We were both pleasantly surprised when building our Rustic Shelves took less time than we thought.

Aren't they pretty....yet rustic...at the same time?

The far corner of our living room has been an enigma to me since day one.  It's that area above the piano in the far corner; I snapped this golden picture shortly after cleaning up our Christmas decorations in January.  Although I love the DIY mirror-turned-chalkboard that was there, it still wasn't exactly what I wanted.  This corner receives a lot of sun in the afternoon and evening, so I can't place artwork or pictures there because of fading.

When the idea of open rustic shelving came to me, I knew I'd reached a fun solution I could change out with the seasons.....or as the mood hit me.  Because that whole mood/itch/gotta paint something NOW comes on me every now and then.

But you already knew that~

So here was our short list of supplies:

1 -  2x12x12 (we actually looked for a board with knots and imperfections = RUSTIC)
3 -  Pair of brackets (I found black scrolled brackets in the closet/shelving section of Lowe's)
Drywall anchor screws
Minwax stain & cheap brush

First, Fireman cut the 2x12x12 into three 4' pieces because we knew we wanted the shelves to be 4' wide.  (Sometimes math works out perfectly on projects.  This was one of them.)

He then sanded them with our mouse sander to round the edges and prepare them for stain.

We then set about "distressing" the three boards.  We did this by whacking with a hammer, hammering the side of a screw into them, and using a punch to hammer hole patterns.  There was no rhyme or reason, just a lot of banging going on.

Here are a few pictures to show you what tools we used, as well as the results we achieved from the banging.

 Here is a picture of the "hole pattern" once stained.

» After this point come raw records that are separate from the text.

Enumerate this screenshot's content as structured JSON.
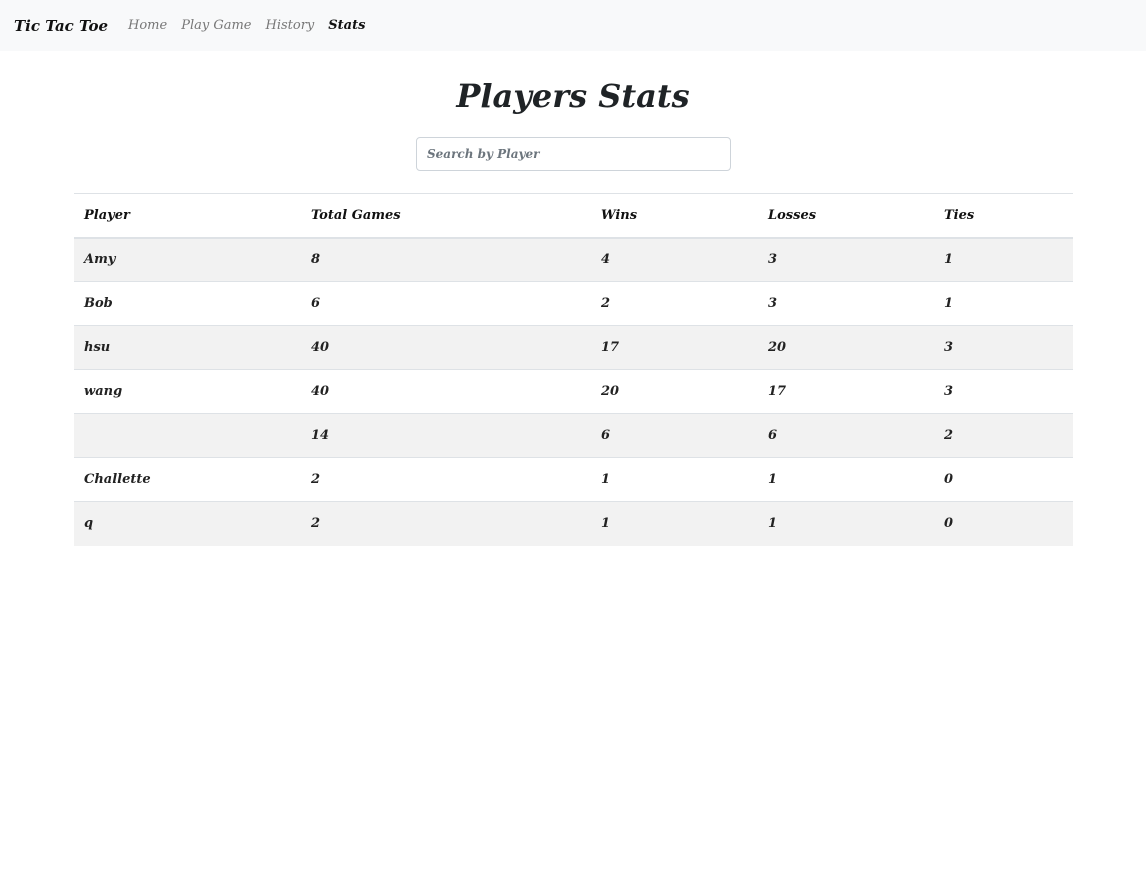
{
  "navbar": {
    "brand": "Tic Tac Toe",
    "links": [
      {
        "label": "Home",
        "active": false
      },
      {
        "label": "Play Game",
        "active": false
      },
      {
        "label": "History",
        "active": false
      },
      {
        "label": "Stats",
        "active": true
      }
    ]
  },
  "page": {
    "title": "Players Stats"
  },
  "search": {
    "placeholder": "Search by Player",
    "value": ""
  },
  "table": {
    "columns": [
      "Player",
      "Total Games",
      "Wins",
      "Losses",
      "Ties"
    ],
    "rows": [
      {
        "player": "Amy",
        "total": "8",
        "wins": "4",
        "losses": "3",
        "ties": "1"
      },
      {
        "player": "Bob",
        "total": "6",
        "wins": "2",
        "losses": "3",
        "ties": "1"
      },
      {
        "player": "hsu",
        "total": "40",
        "wins": "17",
        "losses": "20",
        "ties": "3"
      },
      {
        "player": "wang",
        "total": "40",
        "wins": "20",
        "losses": "17",
        "ties": "3"
      },
      {
        "player": "",
        "total": "14",
        "wins": "6",
        "losses": "6",
        "ties": "2"
      },
      {
        "player": "Challette",
        "total": "2",
        "wins": "1",
        "losses": "1",
        "ties": "0"
      },
      {
        "player": "q",
        "total": "2",
        "wins": "1",
        "losses": "1",
        "ties": "0"
      }
    ]
  },
  "colors": {
    "navbar_bg": "#f8f9fa",
    "stripe_bg": "#f2f2f2",
    "text": "#212529",
    "muted_link": "#777777"
  }
}
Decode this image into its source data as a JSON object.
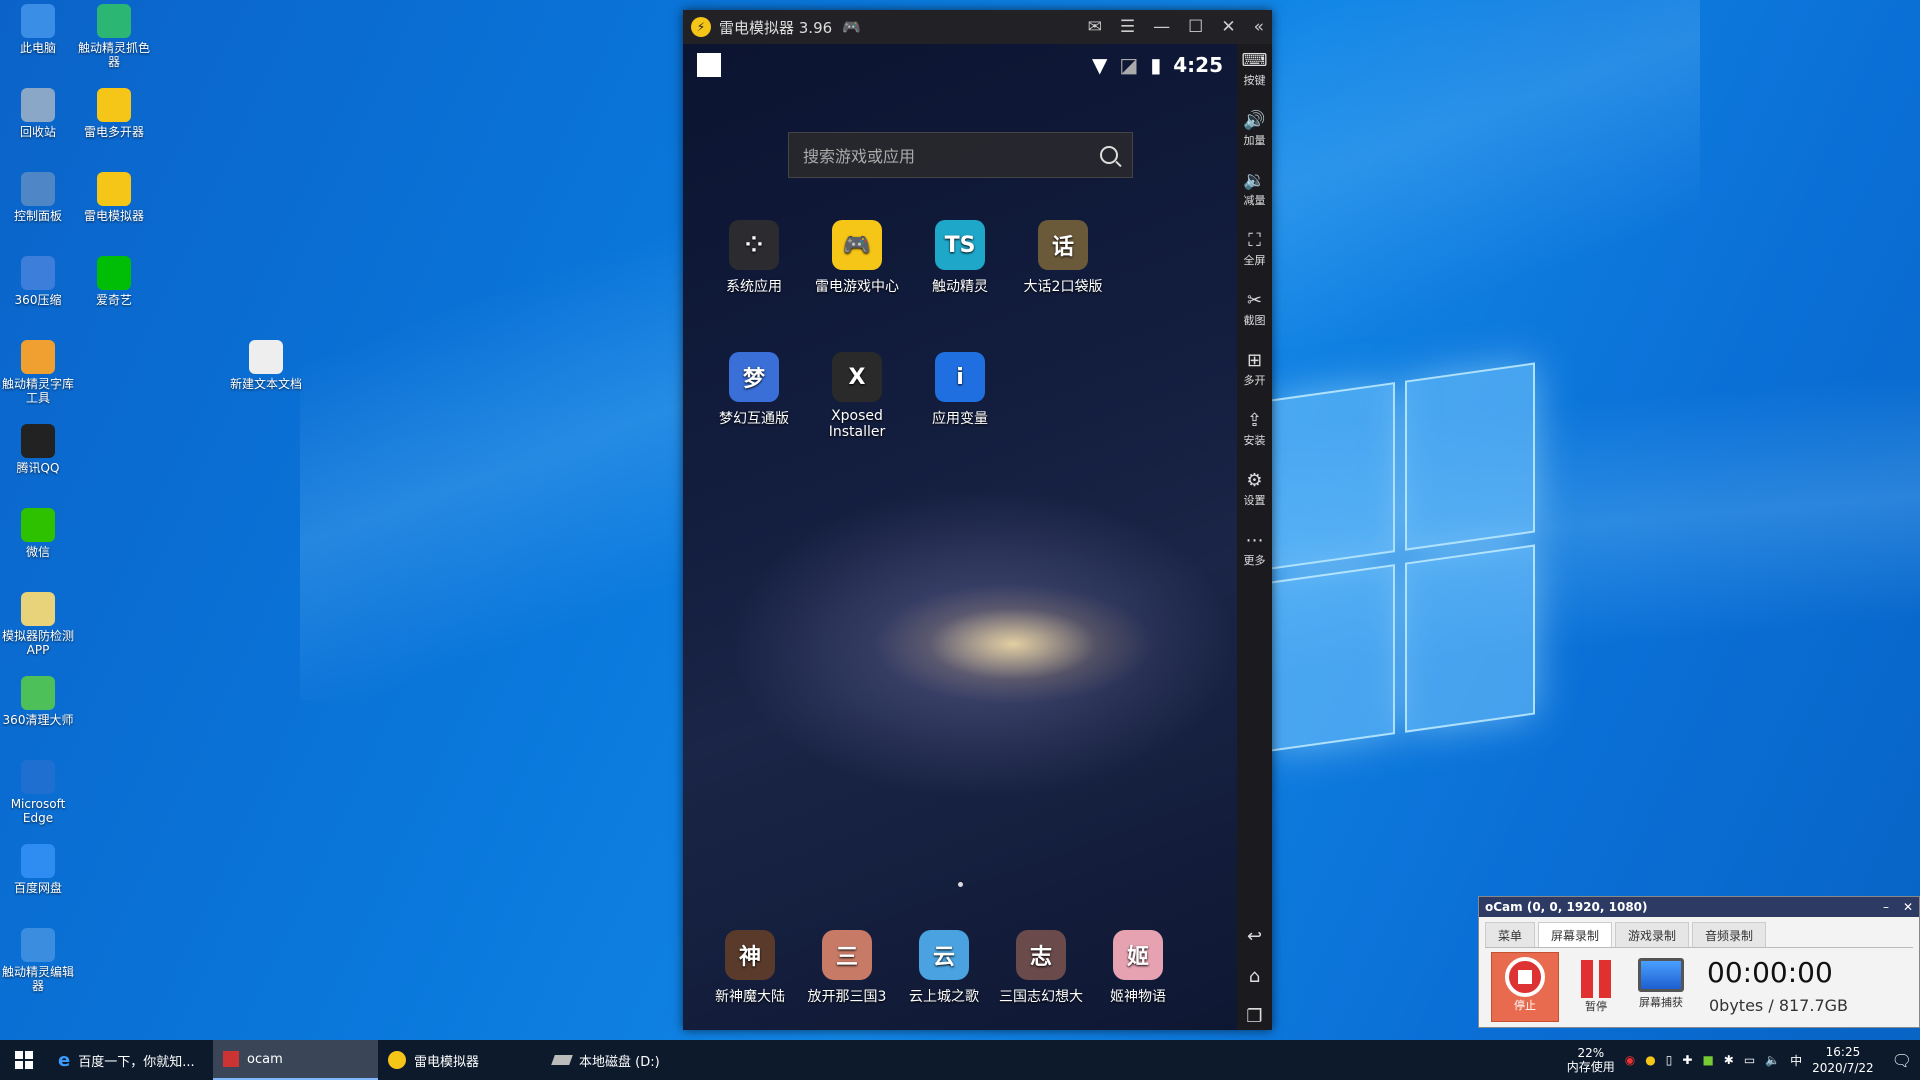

After distressing the wood, I was prepared to play around with stain finishes to achieve my desired result.  However, after a few sample boards, I learned that Minwax Red Mahogany, applied on its own, was all I needed for the dark, reddish tones I was after.

I stained both sides, letting them dry several hours before flipping, and then let everything dry overnight.

The next day, I was so eager to see them installed I told Fireman we'd just "hang them to see" and that I'd put a coat of poly on them later.

Using drywall anchor screws, Fireman went to work placing the brackets.  After marking where the finished shelves would go, placing the three shelves 14" apart, we measured and hung the brackets 7.5" from the "ends" of where each shelf would sit.

Our poor piano.  Not only does it need a good coat of paint, we don't even have the courtesy to slide it out of the way while DIYing.  It was free, though, so we're not too invested.

A little spring styling, and our rustic shelves are complete ~

Can you see the edges of the shelves where our distressing paid off?  Love it.

Now I'm sure you're wondering if I followed through with applying my coat of poly.

Ummm,  no.

And I still haven't Sharpie-markered the silver heads on the drywall screws either, which I really should go and do right now.

So without further ado, and my trusty black Sharpie in hand, I will bid you adieu and wish you a very Happy Spring :)